**WORK REQUEST**
Omit the pictures. Print each entry below exactly.

**PROVIDED MATERIAL**
<<<<

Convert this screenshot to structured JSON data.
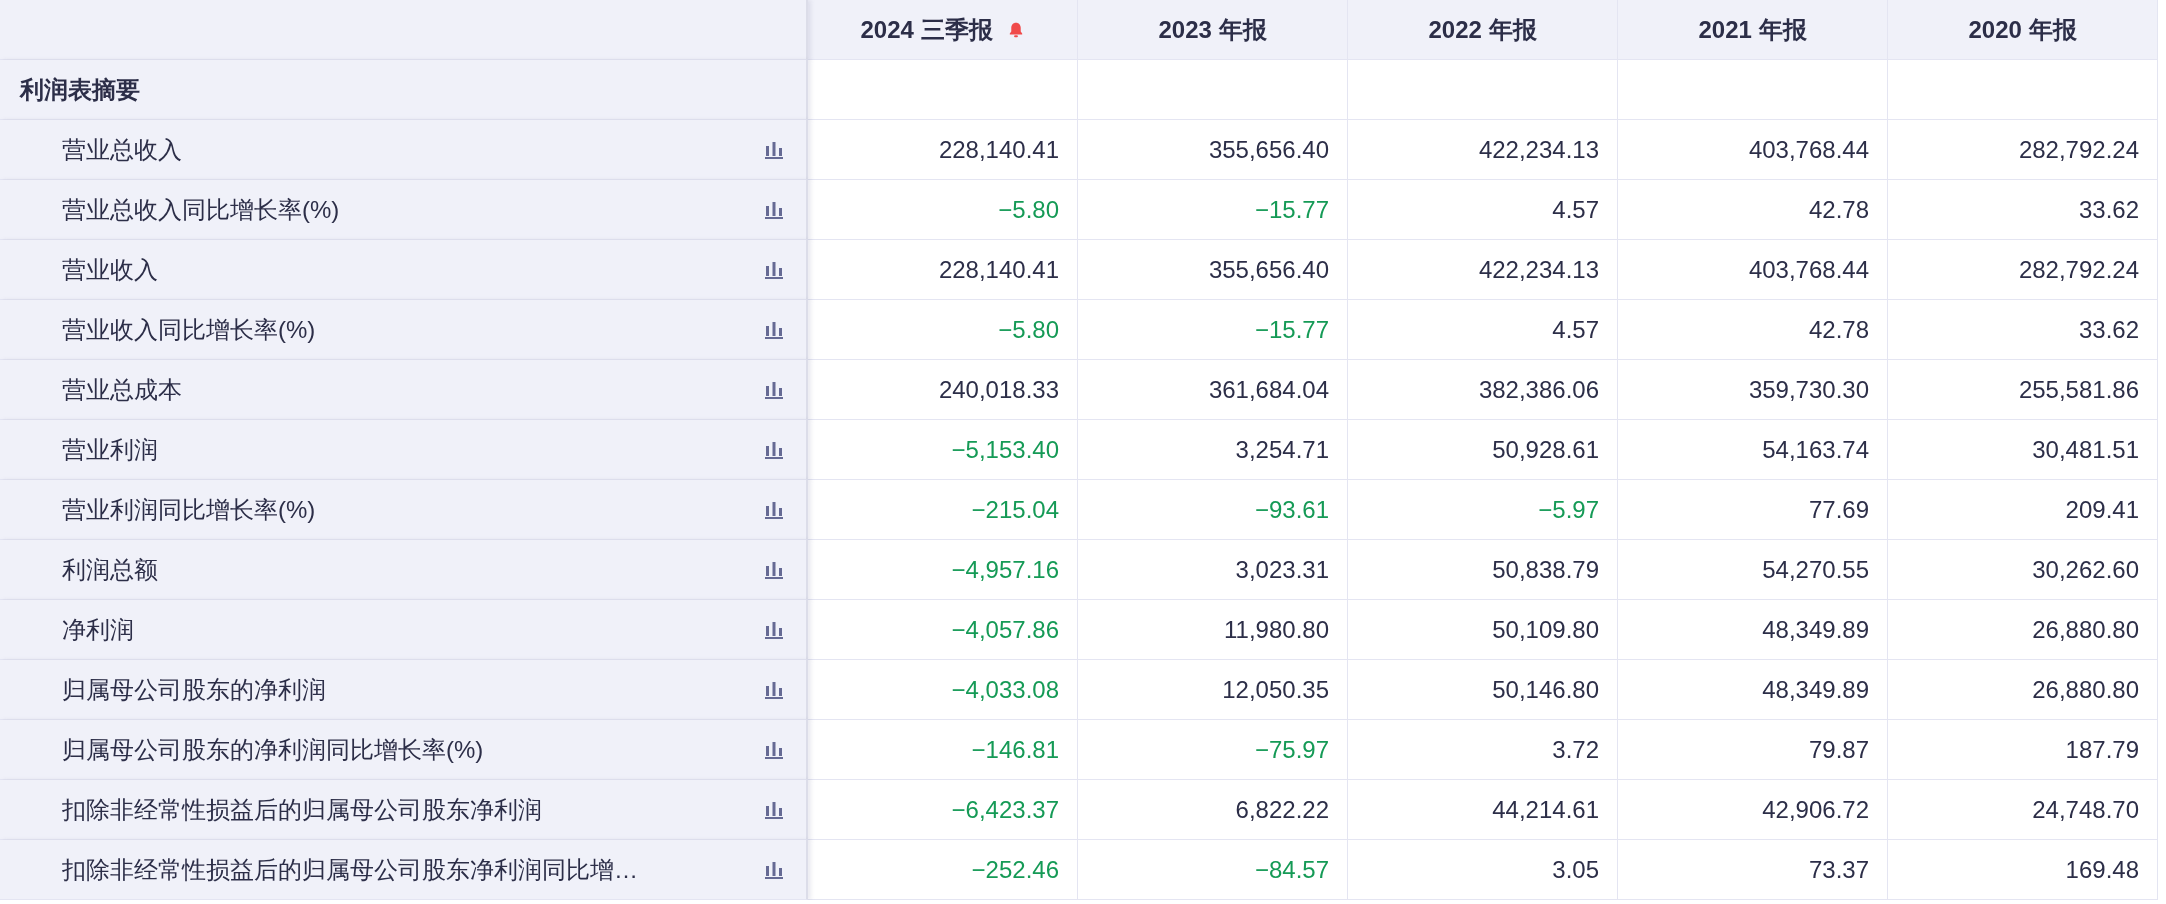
{
  "table": {
    "columns": [
      {
        "label": "2024 三季报",
        "alert": true
      },
      {
        "label": "2023 年报",
        "alert": false
      },
      {
        "label": "2022 年报",
        "alert": false
      },
      {
        "label": "2021 年报",
        "alert": false
      },
      {
        "label": "2020 年报",
        "alert": false
      }
    ],
    "section": "利润表摘要",
    "rows": [
      {
        "label": "营业总收入",
        "cells": [
          {
            "text": "228,140.41",
            "negative": false
          },
          {
            "text": "355,656.40",
            "negative": false
          },
          {
            "text": "422,234.13",
            "negative": false
          },
          {
            "text": "403,768.44",
            "negative": false
          },
          {
            "text": "282,792.24",
            "negative": false
          }
        ]
      },
      {
        "label": "营业总收入同比增长率(%)",
        "cells": [
          {
            "text": "−5.80",
            "negative": true
          },
          {
            "text": "−15.77",
            "negative": true
          },
          {
            "text": "4.57",
            "negative": false
          },
          {
            "text": "42.78",
            "negative": false
          },
          {
            "text": "33.62",
            "negative": false
          }
        ]
      },
      {
        "label": "营业收入",
        "cells": [
          {
            "text": "228,140.41",
            "negative": false
          },
          {
            "text": "355,656.40",
            "negative": false
          },
          {
            "text": "422,234.13",
            "negative": false
          },
          {
            "text": "403,768.44",
            "negative": false
          },
          {
            "text": "282,792.24",
            "negative": false
          }
        ]
      },
      {
        "label": "营业收入同比增长率(%)",
        "cells": [
          {
            "text": "−5.80",
            "negative": true
          },
          {
            "text": "−15.77",
            "negative": true
          },
          {
            "text": "4.57",
            "negative": false
          },
          {
            "text": "42.78",
            "negative": false
          },
          {
            "text": "33.62",
            "negative": false
          }
        ]
      },
      {
        "label": "营业总成本",
        "cells": [
          {
            "text": "240,018.33",
            "negative": false
          },
          {
            "text": "361,684.04",
            "negative": false
          },
          {
            "text": "382,386.06",
            "negative": false
          },
          {
            "text": "359,730.30",
            "negative": false
          },
          {
            "text": "255,581.86",
            "negative": false
          }
        ]
      },
      {
        "label": "营业利润",
        "cells": [
          {
            "text": "−5,153.40",
            "negative": true
          },
          {
            "text": "3,254.71",
            "negative": false
          },
          {
            "text": "50,928.61",
            "negative": false
          },
          {
            "text": "54,163.74",
            "negative": false
          },
          {
            "text": "30,481.51",
            "negative": false
          }
        ]
      },
      {
        "label": "营业利润同比增长率(%)",
        "cells": [
          {
            "text": "−215.04",
            "negative": true
          },
          {
            "text": "−93.61",
            "negative": true
          },
          {
            "text": "−5.97",
            "negative": true
          },
          {
            "text": "77.69",
            "negative": false
          },
          {
            "text": "209.41",
            "negative": false
          }
        ]
      },
      {
        "label": "利润总额",
        "cells": [
          {
            "text": "−4,957.16",
            "negative": true
          },
          {
            "text": "3,023.31",
            "negative": false
          },
          {
            "text": "50,838.79",
            "negative": false
          },
          {
            "text": "54,270.55",
            "negative": false
          },
          {
            "text": "30,262.60",
            "negative": false
          }
        ]
      },
      {
        "label": "净利润",
        "cells": [
          {
            "text": "−4,057.86",
            "negative": true
          },
          {
            "text": "11,980.80",
            "negative": false
          },
          {
            "text": "50,109.80",
            "negative": false
          },
          {
            "text": "48,349.89",
            "negative": false
          },
          {
            "text": "26,880.80",
            "negative": false
          }
        ]
      },
      {
        "label": "归属母公司股东的净利润",
        "cells": [
          {
            "text": "−4,033.08",
            "negative": true
          },
          {
            "text": "12,050.35",
            "negative": false
          },
          {
            "text": "50,146.80",
            "negative": false
          },
          {
            "text": "48,349.89",
            "negative": false
          },
          {
            "text": "26,880.80",
            "negative": false
          }
        ]
      },
      {
        "label": "归属母公司股东的净利润同比增长率(%)",
        "cells": [
          {
            "text": "−146.81",
            "negative": true
          },
          {
            "text": "−75.97",
            "negative": true
          },
          {
            "text": "3.72",
            "negative": false
          },
          {
            "text": "79.87",
            "negative": false
          },
          {
            "text": "187.79",
            "negative": false
          }
        ]
      },
      {
        "label": "扣除非经常性损益后的归属母公司股东净利润",
        "cells": [
          {
            "text": "−6,423.37",
            "negative": true
          },
          {
            "text": "6,822.22",
            "negative": false
          },
          {
            "text": "44,214.61",
            "negative": false
          },
          {
            "text": "42,906.72",
            "negative": false
          },
          {
            "text": "24,748.70",
            "negative": false
          }
        ]
      },
      {
        "label": "扣除非经常性损益后的归属母公司股东净利润同比增…",
        "cells": [
          {
            "text": "−252.46",
            "negative": true
          },
          {
            "text": "−84.57",
            "negative": true
          },
          {
            "text": "3.05",
            "negative": false
          },
          {
            "text": "73.37",
            "negative": false
          },
          {
            "text": "169.48",
            "negative": false
          }
        ]
      }
    ]
  }
}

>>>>

**ANSWER TO THIS PROBLEM**
Convert this screenshot to structured JSON data.
{
  "table": {
    "columns": [
      {
        "label": "2024 三季报",
        "alert": true
      },
      {
        "label": "2023 年报",
        "alert": false
      },
      {
        "label": "2022 年报",
        "alert": false
      },
      {
        "label": "2021 年报",
        "alert": false
      },
      {
        "label": "2020 年报",
        "alert": false
      }
    ],
    "section": "利润表摘要",
    "rows": [
      {
        "label": "营业总收入",
        "cells": [
          {
            "text": "228,140.41",
            "negative": false
          },
          {
            "text": "355,656.40",
            "negative": false
          },
          {
            "text": "422,234.13",
            "negative": false
          },
          {
            "text": "403,768.44",
            "negative": false
          },
          {
            "text": "282,792.24",
            "negative": false
          }
        ]
      },
      {
        "label": "营业总收入同比增长率(%)",
        "cells": [
          {
            "text": "−5.80",
            "negative": true
          },
          {
            "text": "−15.77",
            "negative": true
          },
          {
            "text": "4.57",
            "negative": false
          },
          {
            "text": "42.78",
            "negative": false
          },
          {
            "text": "33.62",
            "negative": false
          }
        ]
      },
      {
        "label": "营业收入",
        "cells": [
          {
            "text": "228,140.41",
            "negative": false
          },
          {
            "text": "355,656.40",
            "negative": false
          },
          {
            "text": "422,234.13",
            "negative": false
          },
          {
            "text": "403,768.44",
            "negative": false
          },
          {
            "text": "282,792.24",
            "negative": false
          }
        ]
      },
      {
        "label": "营业收入同比增长率(%)",
        "cells": [
          {
            "text": "−5.80",
            "negative": true
          },
          {
            "text": "−15.77",
            "negative": true
          },
          {
            "text": "4.57",
            "negative": false
          },
          {
            "text": "42.78",
            "negative": false
          },
          {
            "text": "33.62",
            "negative": false
          }
        ]
      },
      {
        "label": "营业总成本",
        "cells": [
          {
            "text": "240,018.33",
            "negative": false
          },
          {
            "text": "361,684.04",
            "negative": false
          },
          {
            "text": "382,386.06",
            "negative": false
          },
          {
            "text": "359,730.30",
            "negative": false
          },
          {
            "text": "255,581.86",
            "negative": false
          }
        ]
      },
      {
        "label": "营业利润",
        "cells": [
          {
            "text": "−5,153.40",
            "negative": true
          },
          {
            "text": "3,254.71",
            "negative": false
          },
          {
            "text": "50,928.61",
            "negative": false
          },
          {
            "text": "54,163.74",
            "negative": false
          },
          {
            "text": "30,481.51",
            "negative": false
          }
        ]
      },
      {
        "label": "营业利润同比增长率(%)",
        "cells": [
          {
            "text": "−215.04",
            "negative": true
          },
          {
            "text": "−93.61",
            "negative": true
          },
          {
            "text": "−5.97",
            "negative": true
          },
          {
            "text": "77.69",
            "negative": false
          },
          {
            "text": "209.41",
            "negative": false
          }
        ]
      },
      {
        "label": "利润总额",
        "cells": [
          {
            "text": "−4,957.16",
            "negative": true
          },
          {
            "text": "3,023.31",
            "negative": false
          },
          {
            "text": "50,838.79",
            "negative": false
          },
          {
            "text": "54,270.55",
            "negative": false
          },
          {
            "text": "30,262.60",
            "negative": false
          }
        ]
      },
      {
        "label": "净利润",
        "cells": [
          {
            "text": "−4,057.86",
            "negative": true
          },
          {
            "text": "11,980.80",
            "negative": false
          },
          {
            "text": "50,109.80",
            "negative": false
          },
          {
            "text": "48,349.89",
            "negative": false
          },
          {
            "text": "26,880.80",
            "negative": false
          }
        ]
      },
      {
        "label": "归属母公司股东的净利润",
        "cells": [
          {
            "text": "−4,033.08",
            "negative": true
          },
          {
            "text": "12,050.35",
            "negative": false
          },
          {
            "text": "50,146.80",
            "negative": false
          },
          {
            "text": "48,349.89",
            "negative": false
          },
          {
            "text": "26,880.80",
            "negative": false
          }
        ]
      },
      {
        "label": "归属母公司股东的净利润同比增长率(%)",
        "cells": [
          {
            "text": "−146.81",
            "negative": true
          },
          {
            "text": "−75.97",
            "negative": true
          },
          {
            "text": "3.72",
            "negative": false
          },
          {
            "text": "79.87",
            "negative": false
          },
          {
            "text": "187.79",
            "negative": false
          }
        ]
      },
      {
        "label": "扣除非经常性损益后的归属母公司股东净利润",
        "cells": [
          {
            "text": "−6,423.37",
            "negative": true
          },
          {
            "text": "6,822.22",
            "negative": false
          },
          {
            "text": "44,214.61",
            "negative": false
          },
          {
            "text": "42,906.72",
            "negative": false
          },
          {
            "text": "24,748.70",
            "negative": false
          }
        ]
      },
      {
        "label": "扣除非经常性损益后的归属母公司股东净利润同比增…",
        "cells": [
          {
            "text": "−252.46",
            "negative": true
          },
          {
            "text": "−84.57",
            "negative": true
          },
          {
            "text": "3.05",
            "negative": false
          },
          {
            "text": "73.37",
            "negative": false
          },
          {
            "text": "169.48",
            "negative": false
          }
        ]
      }
    ]
  }
}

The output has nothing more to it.